>>>>

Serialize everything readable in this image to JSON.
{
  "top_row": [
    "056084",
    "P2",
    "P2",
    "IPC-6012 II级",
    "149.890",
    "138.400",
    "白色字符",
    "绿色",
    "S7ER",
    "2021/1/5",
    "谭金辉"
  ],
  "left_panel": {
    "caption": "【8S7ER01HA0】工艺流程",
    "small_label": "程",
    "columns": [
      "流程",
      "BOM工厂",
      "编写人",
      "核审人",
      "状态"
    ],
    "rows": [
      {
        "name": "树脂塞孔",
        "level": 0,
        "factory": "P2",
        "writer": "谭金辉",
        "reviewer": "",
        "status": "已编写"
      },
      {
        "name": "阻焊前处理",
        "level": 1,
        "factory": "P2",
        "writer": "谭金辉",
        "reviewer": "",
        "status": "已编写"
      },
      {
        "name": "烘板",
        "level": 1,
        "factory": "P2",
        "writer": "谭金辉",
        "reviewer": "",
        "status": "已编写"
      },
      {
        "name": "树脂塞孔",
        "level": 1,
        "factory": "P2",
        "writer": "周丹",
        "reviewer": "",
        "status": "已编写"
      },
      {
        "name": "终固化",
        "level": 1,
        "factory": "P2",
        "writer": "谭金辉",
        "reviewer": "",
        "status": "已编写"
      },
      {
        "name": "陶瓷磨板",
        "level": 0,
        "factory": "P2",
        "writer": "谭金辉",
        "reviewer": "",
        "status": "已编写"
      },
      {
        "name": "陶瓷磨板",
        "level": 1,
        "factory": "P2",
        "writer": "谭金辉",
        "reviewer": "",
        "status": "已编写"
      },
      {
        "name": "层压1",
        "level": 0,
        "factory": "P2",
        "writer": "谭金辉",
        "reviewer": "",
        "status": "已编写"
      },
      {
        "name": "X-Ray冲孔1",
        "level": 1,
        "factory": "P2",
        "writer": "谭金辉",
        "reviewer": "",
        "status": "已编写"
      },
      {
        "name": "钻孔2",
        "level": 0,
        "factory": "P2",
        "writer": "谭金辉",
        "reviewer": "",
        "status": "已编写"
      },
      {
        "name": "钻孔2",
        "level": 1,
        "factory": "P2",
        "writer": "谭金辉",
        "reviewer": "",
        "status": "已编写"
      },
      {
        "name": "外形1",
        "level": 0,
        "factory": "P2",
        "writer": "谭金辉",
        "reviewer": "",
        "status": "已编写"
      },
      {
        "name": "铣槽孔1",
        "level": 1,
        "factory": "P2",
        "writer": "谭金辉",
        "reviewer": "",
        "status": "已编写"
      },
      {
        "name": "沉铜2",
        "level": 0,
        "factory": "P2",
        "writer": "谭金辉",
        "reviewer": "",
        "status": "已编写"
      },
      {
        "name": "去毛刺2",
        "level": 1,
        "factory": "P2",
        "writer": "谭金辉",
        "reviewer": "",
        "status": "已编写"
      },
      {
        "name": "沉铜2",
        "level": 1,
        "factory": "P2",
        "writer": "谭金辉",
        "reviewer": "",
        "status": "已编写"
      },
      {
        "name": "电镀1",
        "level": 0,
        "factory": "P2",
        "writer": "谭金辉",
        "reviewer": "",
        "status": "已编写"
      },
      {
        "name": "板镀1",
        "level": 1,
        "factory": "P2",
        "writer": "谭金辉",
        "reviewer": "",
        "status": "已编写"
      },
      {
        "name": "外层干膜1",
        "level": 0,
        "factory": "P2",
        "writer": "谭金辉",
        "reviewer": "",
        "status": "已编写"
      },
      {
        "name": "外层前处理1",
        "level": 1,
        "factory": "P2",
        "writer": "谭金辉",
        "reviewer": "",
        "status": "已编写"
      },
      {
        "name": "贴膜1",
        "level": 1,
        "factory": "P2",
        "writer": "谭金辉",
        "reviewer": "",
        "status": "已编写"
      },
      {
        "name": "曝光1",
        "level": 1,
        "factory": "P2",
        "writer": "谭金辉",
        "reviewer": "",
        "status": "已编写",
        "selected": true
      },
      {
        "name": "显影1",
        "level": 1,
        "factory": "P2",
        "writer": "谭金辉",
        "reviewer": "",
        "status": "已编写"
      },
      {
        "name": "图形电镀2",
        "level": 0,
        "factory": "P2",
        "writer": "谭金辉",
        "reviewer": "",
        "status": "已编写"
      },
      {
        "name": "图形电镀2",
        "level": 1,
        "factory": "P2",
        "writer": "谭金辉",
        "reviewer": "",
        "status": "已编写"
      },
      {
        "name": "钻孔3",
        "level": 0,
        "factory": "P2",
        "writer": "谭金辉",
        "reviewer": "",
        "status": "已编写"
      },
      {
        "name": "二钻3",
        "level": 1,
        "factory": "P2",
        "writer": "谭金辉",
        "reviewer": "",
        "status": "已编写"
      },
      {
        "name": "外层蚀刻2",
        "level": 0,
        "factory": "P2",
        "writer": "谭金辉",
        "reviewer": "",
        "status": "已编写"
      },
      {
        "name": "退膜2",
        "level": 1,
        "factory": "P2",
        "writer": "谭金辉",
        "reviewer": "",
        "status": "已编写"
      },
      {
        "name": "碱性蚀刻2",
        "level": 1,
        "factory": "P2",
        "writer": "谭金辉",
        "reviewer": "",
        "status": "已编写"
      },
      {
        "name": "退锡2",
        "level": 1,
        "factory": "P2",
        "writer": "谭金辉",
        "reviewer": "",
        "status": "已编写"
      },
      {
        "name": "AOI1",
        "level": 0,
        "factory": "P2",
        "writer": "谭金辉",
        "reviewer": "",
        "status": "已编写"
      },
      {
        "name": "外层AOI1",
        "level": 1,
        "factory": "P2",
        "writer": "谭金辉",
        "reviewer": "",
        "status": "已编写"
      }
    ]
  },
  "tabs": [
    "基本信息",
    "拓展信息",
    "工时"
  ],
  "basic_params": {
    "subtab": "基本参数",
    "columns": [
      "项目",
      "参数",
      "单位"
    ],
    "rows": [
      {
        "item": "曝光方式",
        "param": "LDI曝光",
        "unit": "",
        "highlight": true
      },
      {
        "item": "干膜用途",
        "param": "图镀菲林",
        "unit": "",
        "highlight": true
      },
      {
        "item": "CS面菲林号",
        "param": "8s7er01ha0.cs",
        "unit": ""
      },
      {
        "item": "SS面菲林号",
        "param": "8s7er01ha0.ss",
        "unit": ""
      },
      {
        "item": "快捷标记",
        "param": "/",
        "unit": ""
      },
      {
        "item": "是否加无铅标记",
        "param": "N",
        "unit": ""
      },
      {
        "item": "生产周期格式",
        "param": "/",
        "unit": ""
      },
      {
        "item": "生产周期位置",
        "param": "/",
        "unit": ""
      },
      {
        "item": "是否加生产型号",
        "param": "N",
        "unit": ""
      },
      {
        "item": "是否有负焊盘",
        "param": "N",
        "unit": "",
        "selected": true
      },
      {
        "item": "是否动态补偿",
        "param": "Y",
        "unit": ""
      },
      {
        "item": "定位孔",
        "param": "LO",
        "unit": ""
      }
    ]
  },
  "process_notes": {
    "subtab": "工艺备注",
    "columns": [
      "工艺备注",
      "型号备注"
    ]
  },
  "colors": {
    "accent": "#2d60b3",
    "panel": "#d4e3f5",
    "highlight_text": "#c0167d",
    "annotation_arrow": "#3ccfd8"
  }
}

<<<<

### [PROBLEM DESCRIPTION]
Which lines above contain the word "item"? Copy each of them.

### [YOUR SOLUTION]
        "item": "曝光方式",
        "item": "干膜用途",
        "item": "CS面菲林号",
        "item": "SS面菲林号",
        "item": "快捷标记",
        "item": "是否加无铅标记",
        "item": "生产周期格式",
        "item": "生产周期位置",
        "item": "是否加生产型号",
        "item": "是否有负焊盘",
        "item": "是否动态补偿",
        "item": "定位孔",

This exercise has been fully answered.